“It’s been awhile since we’ve been able to make that phone call [to the bullpen] and nobody had to answer it,” Showalter said. “That was the utopia that you try to get to with a bullpen. It helps when you have Andrew Miller down there and Zach Britton. That makes it easy.”
Some Orioles hitters weren’t happy with several ball-strike calls by home plate umpire Hunter Wendelstedt on Saturday night, and Showalter was particularly displeased with the reaction of the umpire after he was questioned by a young player on a key strike that appeared to be well outside the television strike zone rectangle.
“Unacceptable,’’ Showalter said, “especially with an umpire with his experience.”
Around the horn
Chris Davis played in his 1,000th career game with the Orioles in the second game of Saturday’s doubleheader.

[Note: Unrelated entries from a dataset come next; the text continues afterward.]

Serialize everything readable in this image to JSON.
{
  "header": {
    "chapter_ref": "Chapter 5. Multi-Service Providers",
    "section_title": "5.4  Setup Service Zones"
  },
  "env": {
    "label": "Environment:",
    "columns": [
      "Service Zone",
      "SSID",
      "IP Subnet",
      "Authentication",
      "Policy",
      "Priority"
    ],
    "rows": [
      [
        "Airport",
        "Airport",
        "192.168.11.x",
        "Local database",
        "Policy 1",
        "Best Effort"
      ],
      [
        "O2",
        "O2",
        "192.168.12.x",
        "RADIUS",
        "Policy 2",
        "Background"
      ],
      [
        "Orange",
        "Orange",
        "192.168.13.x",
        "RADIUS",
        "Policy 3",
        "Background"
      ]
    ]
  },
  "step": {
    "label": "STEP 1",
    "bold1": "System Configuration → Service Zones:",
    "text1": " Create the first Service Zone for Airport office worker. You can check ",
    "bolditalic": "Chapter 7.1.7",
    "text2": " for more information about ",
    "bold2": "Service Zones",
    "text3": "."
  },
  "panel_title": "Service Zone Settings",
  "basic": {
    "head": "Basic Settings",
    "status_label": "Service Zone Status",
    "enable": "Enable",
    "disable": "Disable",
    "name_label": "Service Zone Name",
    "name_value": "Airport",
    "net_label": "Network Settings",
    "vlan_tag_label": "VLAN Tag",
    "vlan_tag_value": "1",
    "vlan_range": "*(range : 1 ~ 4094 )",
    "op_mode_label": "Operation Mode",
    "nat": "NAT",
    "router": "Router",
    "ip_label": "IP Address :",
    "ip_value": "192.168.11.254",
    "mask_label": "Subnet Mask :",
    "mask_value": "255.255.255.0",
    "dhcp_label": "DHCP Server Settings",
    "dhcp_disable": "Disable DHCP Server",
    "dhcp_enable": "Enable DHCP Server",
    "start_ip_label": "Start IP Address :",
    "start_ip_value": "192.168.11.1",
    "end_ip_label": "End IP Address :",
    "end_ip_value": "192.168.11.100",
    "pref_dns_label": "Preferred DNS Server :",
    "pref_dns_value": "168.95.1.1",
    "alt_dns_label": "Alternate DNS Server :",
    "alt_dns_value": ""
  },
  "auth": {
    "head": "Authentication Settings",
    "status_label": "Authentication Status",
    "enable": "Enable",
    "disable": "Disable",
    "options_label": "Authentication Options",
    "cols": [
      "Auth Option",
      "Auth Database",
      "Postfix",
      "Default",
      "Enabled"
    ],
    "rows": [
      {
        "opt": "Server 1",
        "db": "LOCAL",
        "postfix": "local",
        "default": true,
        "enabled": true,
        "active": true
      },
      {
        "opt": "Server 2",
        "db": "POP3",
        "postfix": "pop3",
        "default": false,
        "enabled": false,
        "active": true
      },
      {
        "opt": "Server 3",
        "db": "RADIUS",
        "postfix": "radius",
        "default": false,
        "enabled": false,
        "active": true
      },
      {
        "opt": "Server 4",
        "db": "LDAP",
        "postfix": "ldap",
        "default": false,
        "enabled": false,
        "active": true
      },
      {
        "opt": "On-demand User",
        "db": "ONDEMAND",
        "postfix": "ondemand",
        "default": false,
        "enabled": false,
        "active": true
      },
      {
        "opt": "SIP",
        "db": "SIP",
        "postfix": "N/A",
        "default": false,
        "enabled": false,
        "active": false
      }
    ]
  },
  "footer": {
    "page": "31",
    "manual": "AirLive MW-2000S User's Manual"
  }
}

He has played in 1,266 major league games overall. …Dating back to Saturday night’s game, Davis has struck out five straight times … he Orioles entered Sunday’s game ranked first in the major leagues with a .287 team batting average since the All-Star break.